I think it's time once again for some shorter news items. These are things
that I hope will interest you, but that don't quite seem to require an entire
blog entry on their own. I hope you find something useful in this
AxTools have been making add-ins to improve Microsoft's IDEs for quite a
while now. They just this week announced the release of CodeSmart 2005 for Visual
Studio .NET. I haven't tried this version yet, but I've been a happy user of
their previous version. New features this time around include an improved Code
Explorer window, a new Flow Explorer to show the logical structure of code, a
new Designer Explorer that shows the hierarchy of controls, and hotkey
management. $249 for a single-user license.
FMS has been making add-ins and tools for Microsoft Access (and other
products) practically since Access was announced. They've just posted a preview
release of their latest, Total Visual Agent

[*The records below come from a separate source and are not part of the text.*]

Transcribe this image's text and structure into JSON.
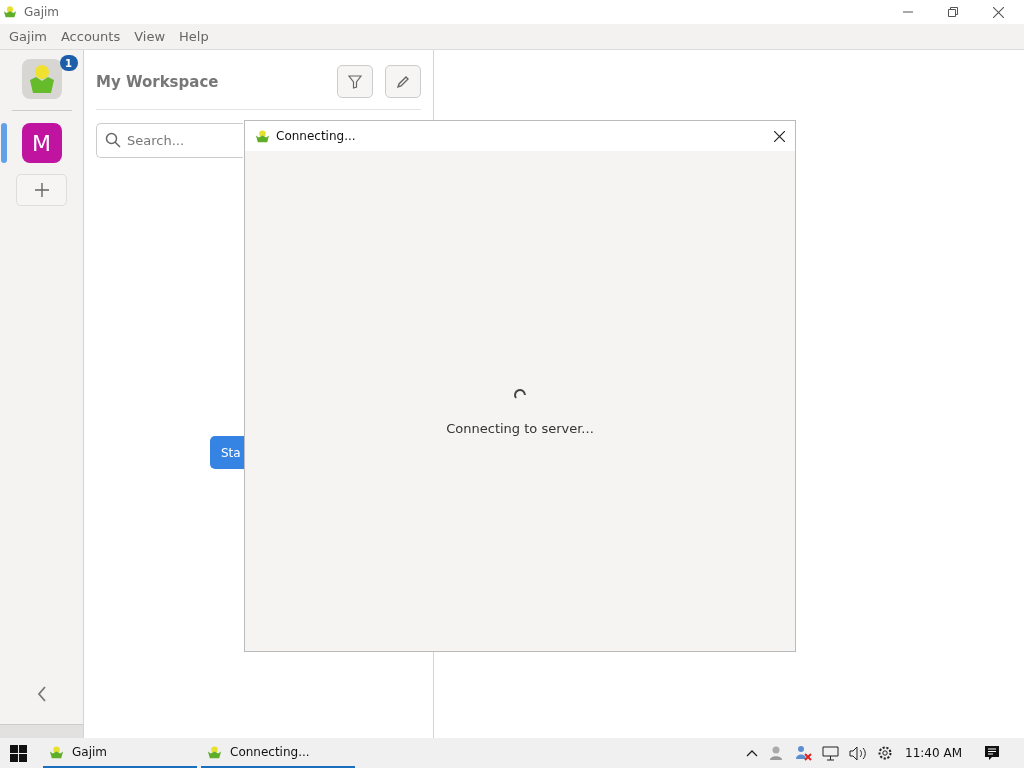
{
  "window": {
    "title": "Gajim"
  },
  "menu": [
    "Gajim",
    "Accounts",
    "View",
    "Help"
  ],
  "sidebar": {
    "workspace_badge": "1",
    "accounts": [
      {
        "letter": "M",
        "color": "#c0139f",
        "selected": true
      }
    ]
  },
  "workspace": {
    "title": "My Workspace",
    "search": {
      "placeholder": "Search..."
    },
    "start_button": "Sta"
  },
  "dialog": {
    "title": "Connecting...",
    "status": "Connecting to server..."
  },
  "taskbar": {
    "items": [
      {
        "label": "Gajim"
      },
      {
        "label": "Connecting..."
      }
    ],
    "clock": "11:40 AM"
  }
}
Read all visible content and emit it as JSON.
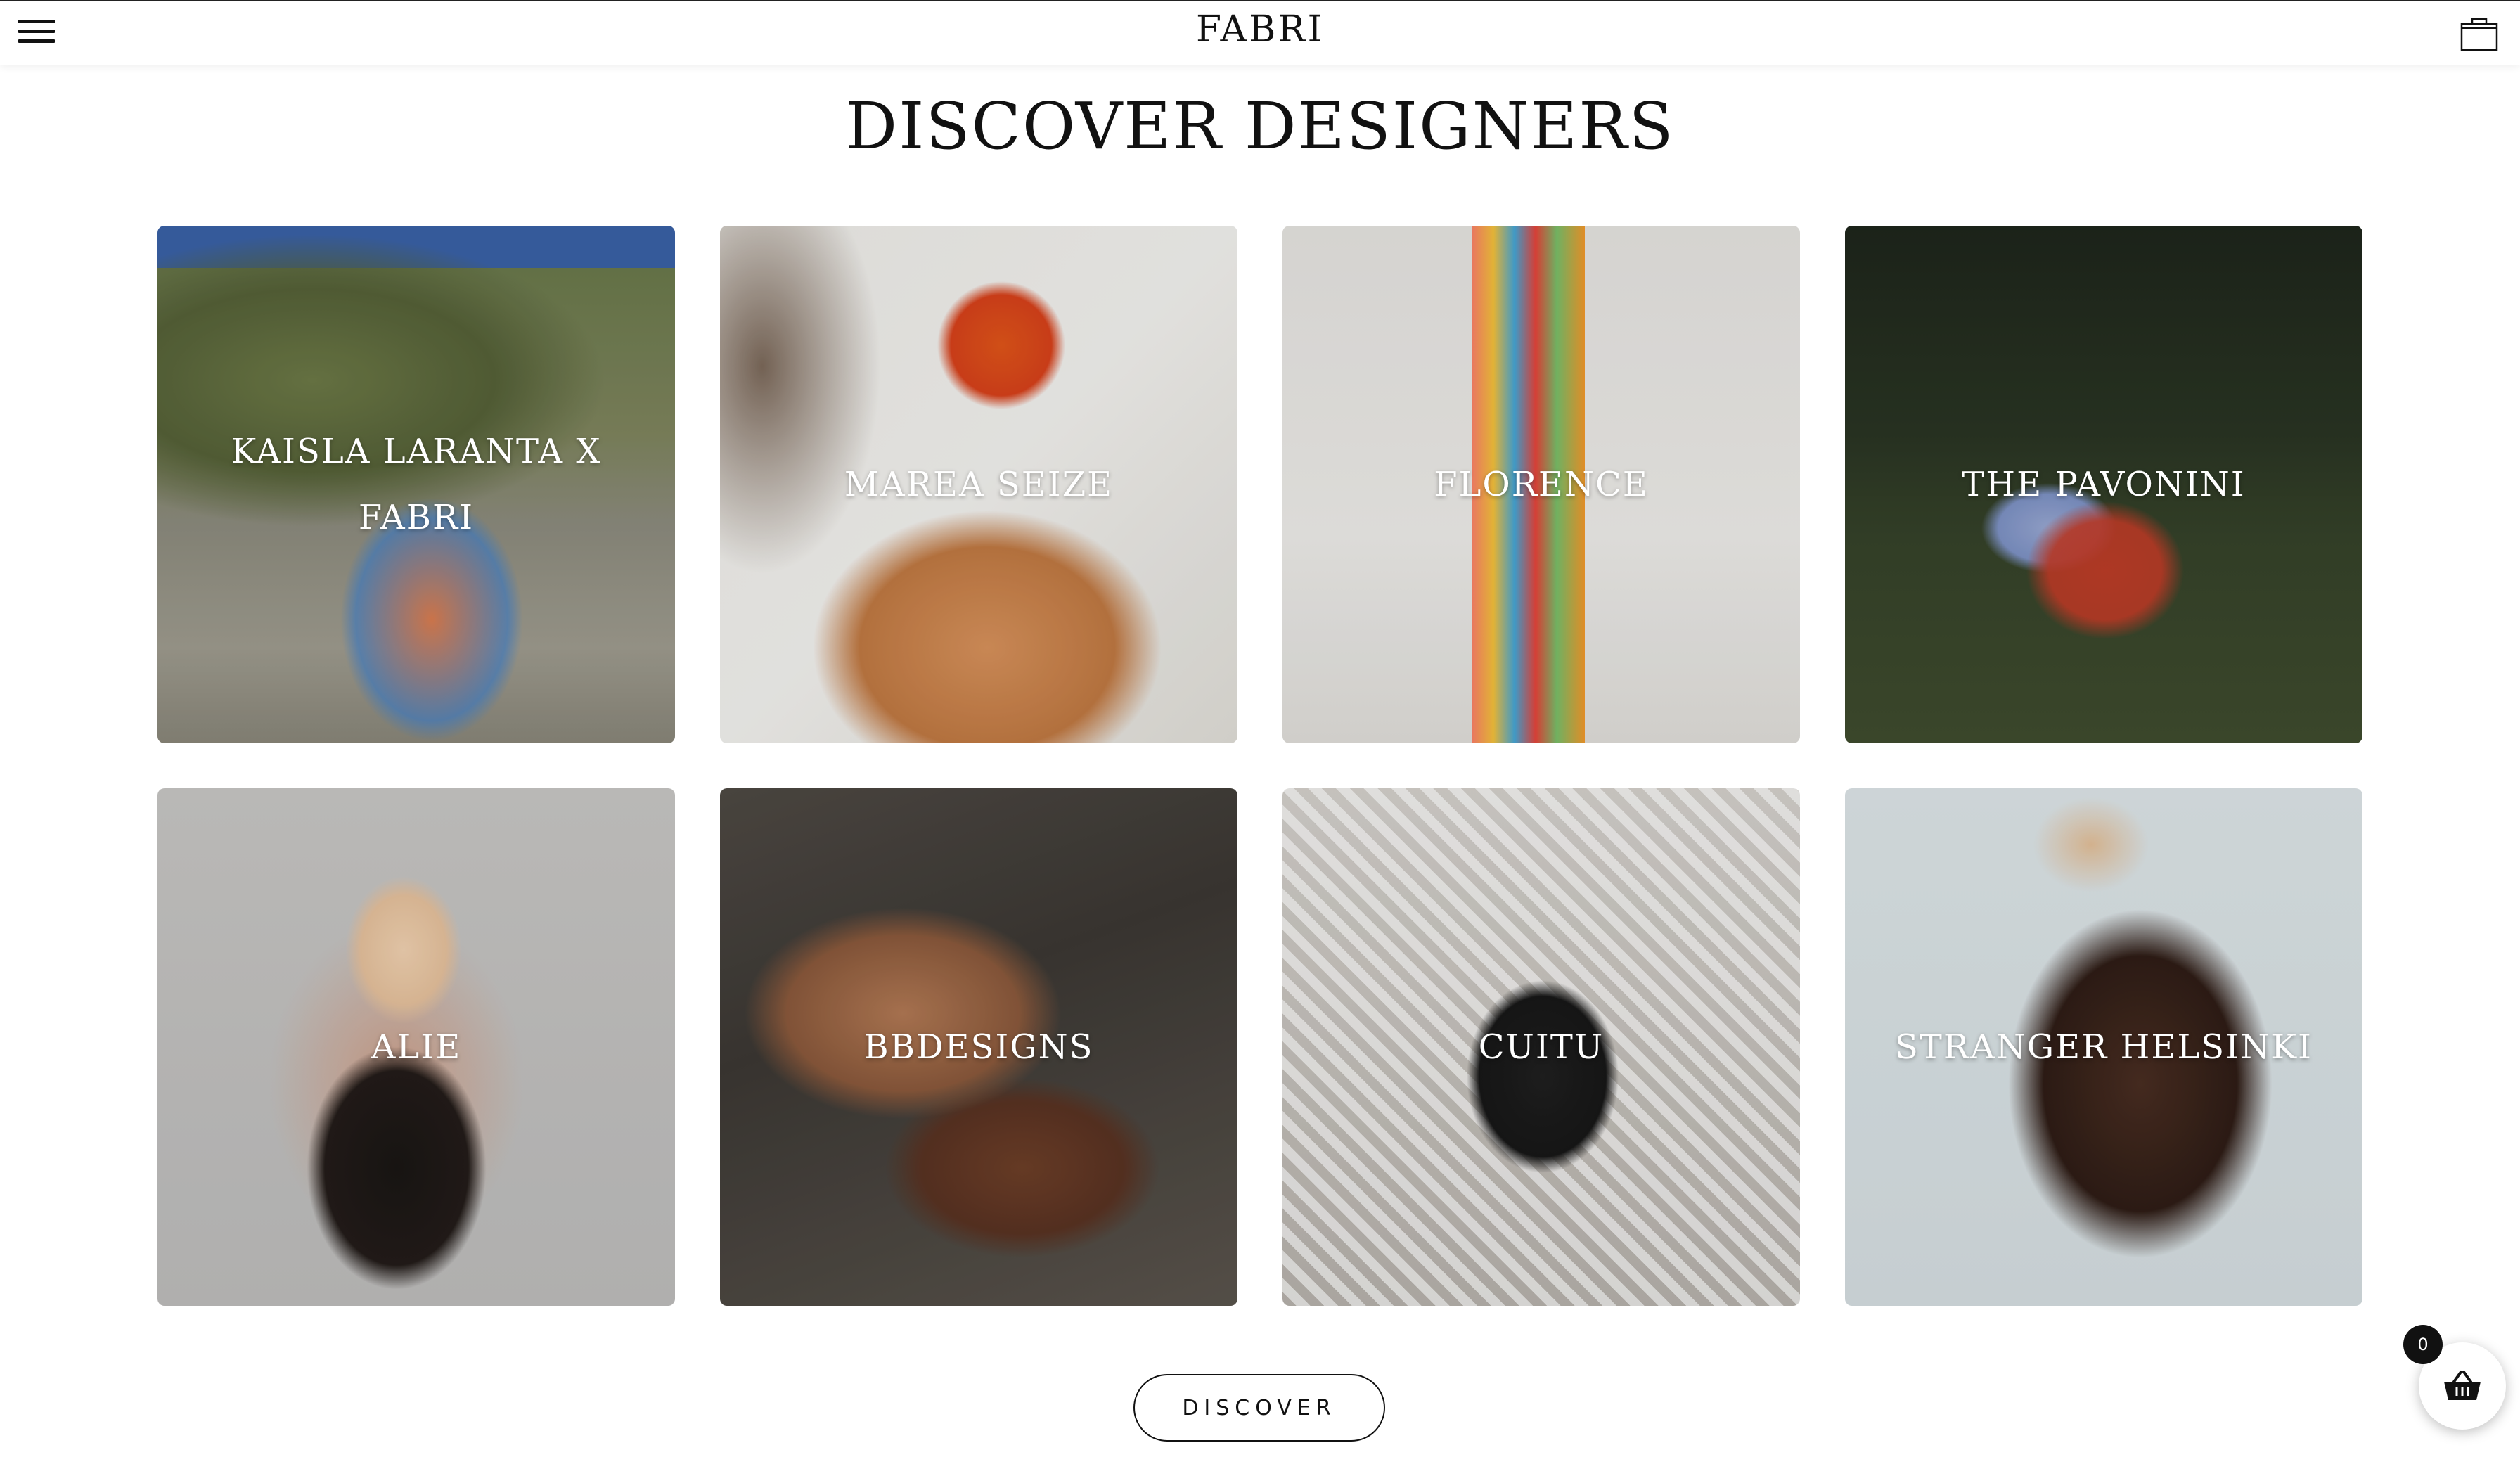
{
  "header": {
    "logo": "FABRI",
    "menu_icon": "hamburger-menu-icon",
    "cart_icon": "shopping-bag-icon"
  },
  "main": {
    "title": "DISCOVER DESIGNERS",
    "designers": [
      {
        "name": "KAISLA LARANTA X FABRI"
      },
      {
        "name": "MAREA SEIZE"
      },
      {
        "name": "FLORENCE"
      },
      {
        "name": "THE PAVONINI"
      },
      {
        "name": "ALIE"
      },
      {
        "name": "BBDESIGNS"
      },
      {
        "name": "CUITU"
      },
      {
        "name": "STRANGER HELSINKI"
      }
    ],
    "discover_label": "DISCOVER"
  },
  "floating_cart": {
    "count": "0",
    "icon": "basket-icon"
  }
}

2003. This is an upgrade to a product that's been around for a while; it
exists to perform routine maintenance (like compacts, data extraction, and
batch file execution) for Jet databases. New features include Access 2003
compatibility and a new Windows NT Service version.
4D has released a free program, 4D Meetings. Built
with their own 4GL tool, this is a cross-platform (Windows and Mac) program for
anyone who has to manage lots of meetings. It features tracking of meetings,
agendas, tasks, and participants. Everything is cross-linked, customizable, and
e-mail enabled (there's a slick interface for composing your own form e-mails
that draw information from the underlying database). It also features
synchronization with systems like Outlook on the PC side and iCal on the Mac.
Other features include spell-checking, a reporting engine, and the ability to
attach files to meetings. Pretty impressive for the price.
Mike Gunderloy has been developing software for a quarter-century now, and writing about it for nearly as long. He walked away from a .NET development career in 2006 and has been a happy Rails user ever since. Mike blogs at A Fresh Cup.